…just because they might be lucky enough to be able to eat what they want without gaining. And feeling sorry for yourself isn’t productive, either.
You don’t need a heavy, calorie-laden meal to enjoy a night out. For couples, focus instead on how much you enjoy and appreciate the time you’re spending with your partner. The person you’re with is more than just an eating buddy—and you have plenty of other things you can share besides a large pepperoni pizza.
Susan is the Sr. Director of Worldwide Nutrition Education and Training at Herbalife, where she is responsible for the development of nutrition education and training materials, and is one of the primary authors of the Herbalife-sponsored blog, www.discovergoodnutrition.com. She is a Registered Dietitian and holds two Board Certifications from the Academy of Nutrition and Dietetics as a Certified Specialist in Sports Dietetics, and a Certified Specialist in Obesity and Weight Management. Susan is also a Fellow of the Academy of Nutrition and Dietetics.
Susan graduated with distinction in biology from the University of Colorado, and received her master’s degree in Food Science and Nutrition from Colorado State University. She then completed her dietetic internship at the University of Kansas. Susan has taught extensively and developed educational programs targeted to individuals, groups and industry in her areas of expertise, including health promotion, weight management and sports nutrition.

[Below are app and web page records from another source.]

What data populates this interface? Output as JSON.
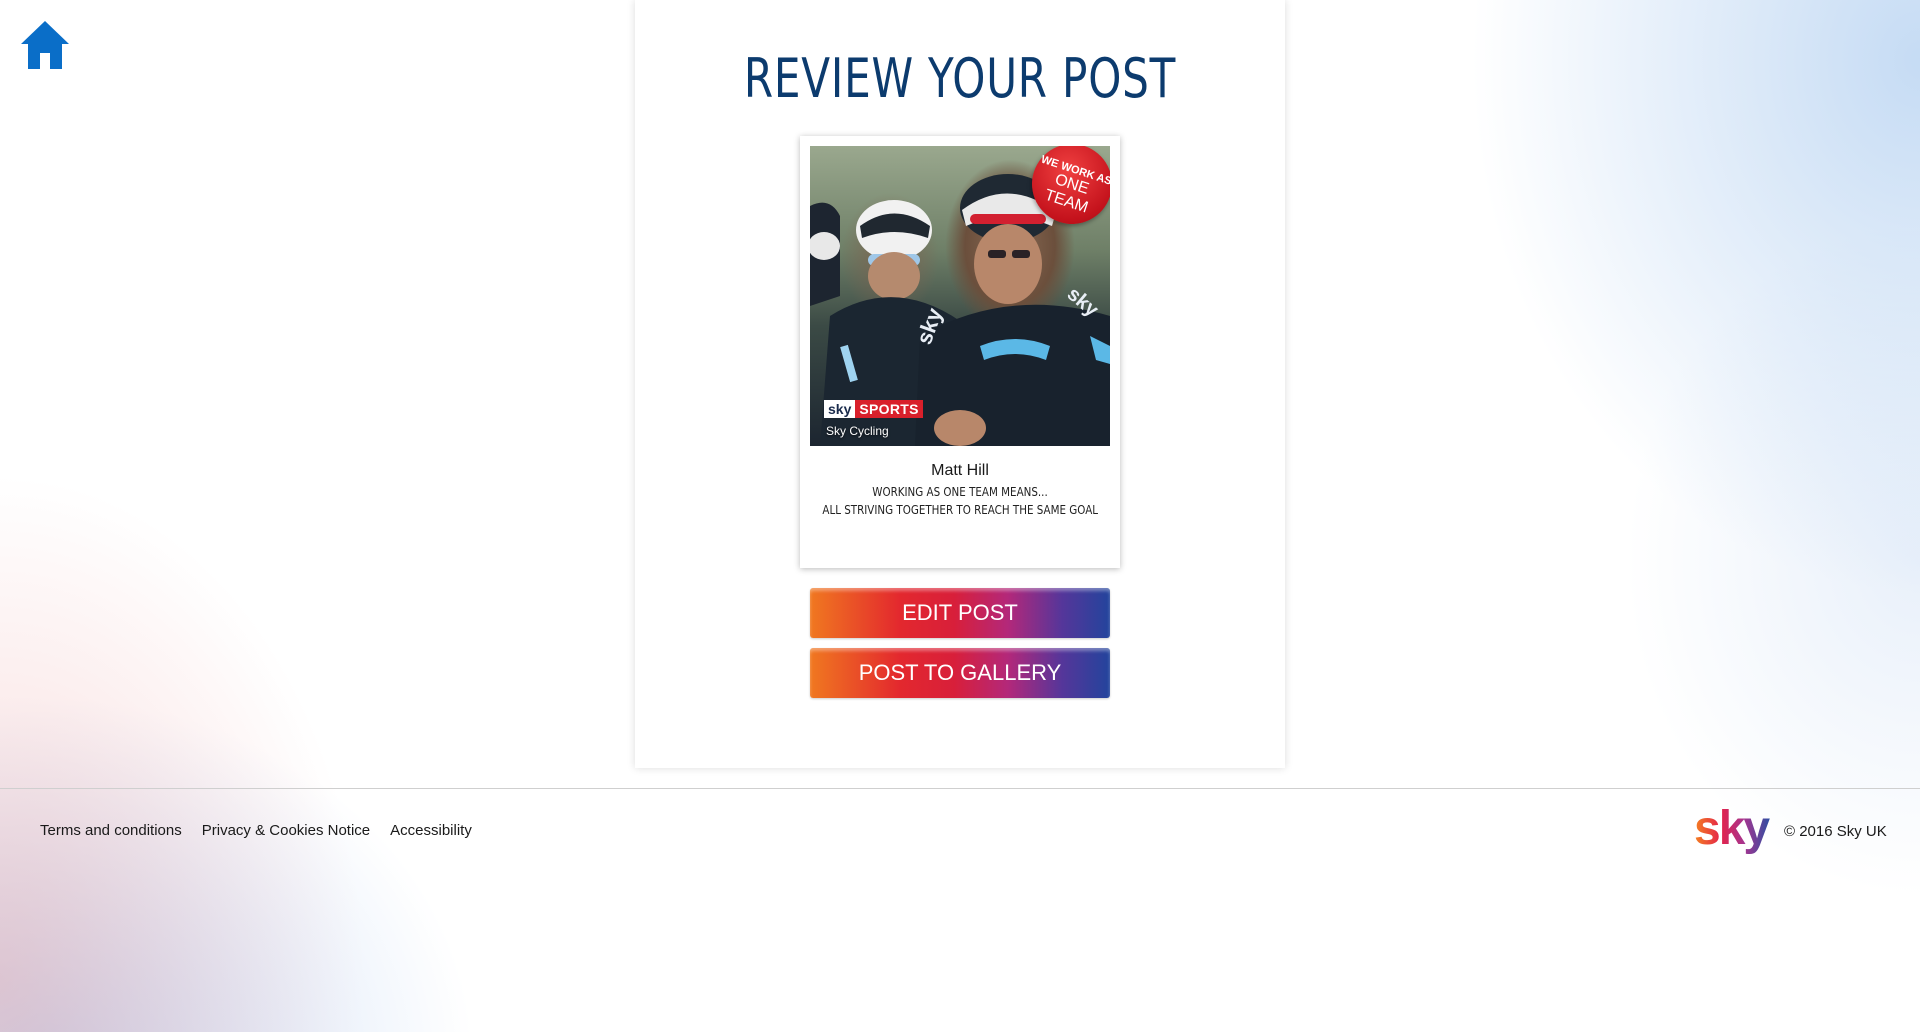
{
  "home": {
    "icon": "home-icon",
    "color": "#0a6ec8"
  },
  "page": {
    "title": "REVIEW YOUR POST"
  },
  "post": {
    "badge": {
      "line1": "WE WORK AS",
      "line2": "ONE TEAM"
    },
    "logo": {
      "sky": "sky",
      "sports": "SPORTS"
    },
    "caption": "Sky Cycling",
    "author": "Matt Hill",
    "message_line1": "WORKING AS ONE TEAM MEANS...",
    "message_line2": "ALL STRIVING TOGETHER TO REACH THE SAME GOAL"
  },
  "actions": {
    "edit_label": "EDIT POST",
    "gallery_label": "POST TO GALLERY"
  },
  "footer": {
    "links": [
      "Terms and conditions",
      "Privacy & Cookies Notice",
      "Accessibility"
    ],
    "copyright": "© 2016 Sky UK",
    "logo_text": "sky"
  },
  "colors": {
    "title": "#0c3b6e",
    "button_gradient": [
      "#f07820",
      "#e3282e",
      "#b3287a",
      "#23449c"
    ]
  }
}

Prior to her role at Herbalife, she was the assistant director of the UCLA Center for Human Nutrition, and has held appointments as adjunct professor in nutrition at Pepperdine University and as lecturer in nutrition in the Department of Food Science and Nutrition at Cal Poly San Luis Obispo.
Susan was a consultant to the (then) Los Angeles Raiders for six seasons, and was a contributing columnist for the Los Angeles Times Health Section for two years. She is a co-author of 23 research papers, 14 book chapters, and was a co-author of two books for the public: “What Color is Your Diet?” and “The L.A. Shape Diet” by Dr. David Heber, published by Harper Collins in 2001 and 2004, respectively.